Sources in Palmyra confirmed that the iconic Arch of Triumph, a centerpiece of the ancient ruins in the oasis city, had been blown up, Maamoun Abdulkarim told Reuters.
"It's as though there is a curse that has befallen this city and I expect only news that will shock us," said Abdulkarim. "If the city remains in their hands the city is doomed."Last month jihadists obliterated several ancient funeral towers at the UNESCO-protected site, while back in August the terrorists blew up two temples - the Temple of Baal Shamin and the Temple of Bel.
After seizing the ancient city of Palmyra in May 2015, Islamic State (IS, formerly ISIS/ISIL) militants demolished several ancient temples and gravesites. The city's custodian, 82-year-old archaeologist Khaled al-Asaad, was tortured and beheaded by the group.
Palmyra's blow-by-blow destruction "is an impudent crime against civilization because it was a symbol of cultural dialogue, a material proof of the ability of cultures to interact... This is what the extremists are seeking to destroy," said Irina Bokova, Director-General of UNESCO.

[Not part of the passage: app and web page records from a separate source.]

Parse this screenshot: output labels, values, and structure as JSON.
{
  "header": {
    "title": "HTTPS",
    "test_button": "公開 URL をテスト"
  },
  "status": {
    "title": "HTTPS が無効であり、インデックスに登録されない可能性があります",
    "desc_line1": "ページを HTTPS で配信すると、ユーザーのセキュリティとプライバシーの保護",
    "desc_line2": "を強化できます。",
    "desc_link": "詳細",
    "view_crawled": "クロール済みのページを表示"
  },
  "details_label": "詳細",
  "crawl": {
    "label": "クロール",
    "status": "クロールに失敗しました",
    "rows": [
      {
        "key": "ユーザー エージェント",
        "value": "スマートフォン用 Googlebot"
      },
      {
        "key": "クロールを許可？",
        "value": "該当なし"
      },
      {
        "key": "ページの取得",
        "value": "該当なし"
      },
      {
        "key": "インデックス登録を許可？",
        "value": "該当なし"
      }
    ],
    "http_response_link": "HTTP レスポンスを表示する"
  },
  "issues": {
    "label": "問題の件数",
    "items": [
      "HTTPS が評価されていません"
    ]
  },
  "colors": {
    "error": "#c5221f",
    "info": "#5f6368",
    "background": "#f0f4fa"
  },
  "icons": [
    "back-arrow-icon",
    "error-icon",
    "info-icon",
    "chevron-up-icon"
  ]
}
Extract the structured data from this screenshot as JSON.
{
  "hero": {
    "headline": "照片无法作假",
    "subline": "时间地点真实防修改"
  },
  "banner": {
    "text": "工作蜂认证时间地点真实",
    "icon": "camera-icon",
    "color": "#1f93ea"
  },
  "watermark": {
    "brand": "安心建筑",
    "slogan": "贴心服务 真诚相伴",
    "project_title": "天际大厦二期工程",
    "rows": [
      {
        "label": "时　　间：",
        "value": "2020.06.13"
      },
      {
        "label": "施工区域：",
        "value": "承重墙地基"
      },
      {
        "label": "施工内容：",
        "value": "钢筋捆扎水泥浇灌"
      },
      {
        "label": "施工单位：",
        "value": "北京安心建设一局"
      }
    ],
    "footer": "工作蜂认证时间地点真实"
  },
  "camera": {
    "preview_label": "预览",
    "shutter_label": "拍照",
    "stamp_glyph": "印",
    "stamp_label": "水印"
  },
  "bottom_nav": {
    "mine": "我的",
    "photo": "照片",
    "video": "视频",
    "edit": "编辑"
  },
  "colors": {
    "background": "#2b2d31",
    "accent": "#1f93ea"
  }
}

Islamic State militants are engaged in the "cultural cleansing" of the Middle East, Bokova told RT in an exclusive interview, adding that when one "persecutes people on the basis of their ethnicity or religion, destroys their monuments, their temples, deprives them of their intangible heritage, attacks their identities - they stop being humane."